Task details
Every entry below is to be retyped exactly as it stands.

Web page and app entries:
---

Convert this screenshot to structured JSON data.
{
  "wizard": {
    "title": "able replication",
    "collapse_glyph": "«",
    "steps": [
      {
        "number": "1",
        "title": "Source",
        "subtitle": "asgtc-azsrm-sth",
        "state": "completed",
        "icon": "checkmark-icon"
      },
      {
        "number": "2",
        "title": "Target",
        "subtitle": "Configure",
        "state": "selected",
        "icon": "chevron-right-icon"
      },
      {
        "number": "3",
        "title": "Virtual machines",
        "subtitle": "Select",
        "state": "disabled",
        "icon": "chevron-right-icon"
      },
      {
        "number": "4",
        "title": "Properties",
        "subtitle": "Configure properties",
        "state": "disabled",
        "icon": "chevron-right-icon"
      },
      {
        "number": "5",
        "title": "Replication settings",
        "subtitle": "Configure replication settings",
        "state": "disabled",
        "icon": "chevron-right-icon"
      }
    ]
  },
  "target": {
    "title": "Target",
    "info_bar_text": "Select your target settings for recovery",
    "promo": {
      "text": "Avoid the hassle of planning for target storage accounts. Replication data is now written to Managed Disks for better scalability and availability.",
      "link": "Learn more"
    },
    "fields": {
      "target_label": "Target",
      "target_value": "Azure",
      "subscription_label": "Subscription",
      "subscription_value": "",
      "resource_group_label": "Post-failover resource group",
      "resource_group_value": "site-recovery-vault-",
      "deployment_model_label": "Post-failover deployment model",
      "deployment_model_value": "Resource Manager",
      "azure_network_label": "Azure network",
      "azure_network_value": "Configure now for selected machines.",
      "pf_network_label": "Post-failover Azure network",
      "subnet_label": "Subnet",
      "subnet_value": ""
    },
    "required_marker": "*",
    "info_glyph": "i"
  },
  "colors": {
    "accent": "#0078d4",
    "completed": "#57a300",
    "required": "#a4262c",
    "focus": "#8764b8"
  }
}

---

Output of the task
Convert this screenshot to structured JSON data.
{
  "wizard": {
    "title": "able replication",
    "collapse_glyph": "«",
    "steps": [
      {
        "number": "1",
        "title": "Source",
        "subtitle": "asgtc-azsrm-sth",
        "state": "completed",
        "icon": "checkmark-icon"
      },
      {
        "number": "2",
        "title": "Target",
        "subtitle": "Configure",
        "state": "selected",
        "icon": "chevron-right-icon"
      },
      {
        "number": "3",
        "title": "Virtual machines",
        "subtitle": "Select",
        "state": "disabled",
        "icon": "chevron-right-icon"
      },
      {
        "number": "4",
        "title": "Properties",
        "subtitle": "Configure properties",
        "state": "disabled",
        "icon": "chevron-right-icon"
      },
      {
        "number": "5",
        "title": "Replication settings",
        "subtitle": "Configure replication settings",
        "state": "disabled",
        "icon": "chevron-right-icon"
      }
    ]
  },
  "target": {
    "title": "Target",
    "info_bar_text": "Select your target settings for recovery",
    "promo": {
      "text": "Avoid the hassle of planning for target storage accounts. Replication data is now written to Managed Disks for better scalability and availability.",
      "link": "Learn more"
    },
    "fields": {
      "target_label": "Target",
      "target_value": "Azure",
      "subscription_label": "Subscription",
      "subscription_value": "",
      "resource_group_label": "Post-failover resource group",
      "resource_group_value": "site-recovery-vault-",
      "deployment_model_label": "Post-failover deployment model",
      "deployment_model_value": "Resource Manager",
      "azure_network_label": "Azure network",
      "azure_network_value": "Configure now for selected machines.",
      "pf_network_label": "Post-failover Azure network",
      "subnet_label": "Subnet",
      "subnet_value": ""
    },
    "required_marker": "*",
    "info_glyph": "i"
  },
  "colors": {
    "accent": "#0078d4",
    "completed": "#57a300",
    "required": "#a4262c",
    "focus": "#8764b8"
  }
}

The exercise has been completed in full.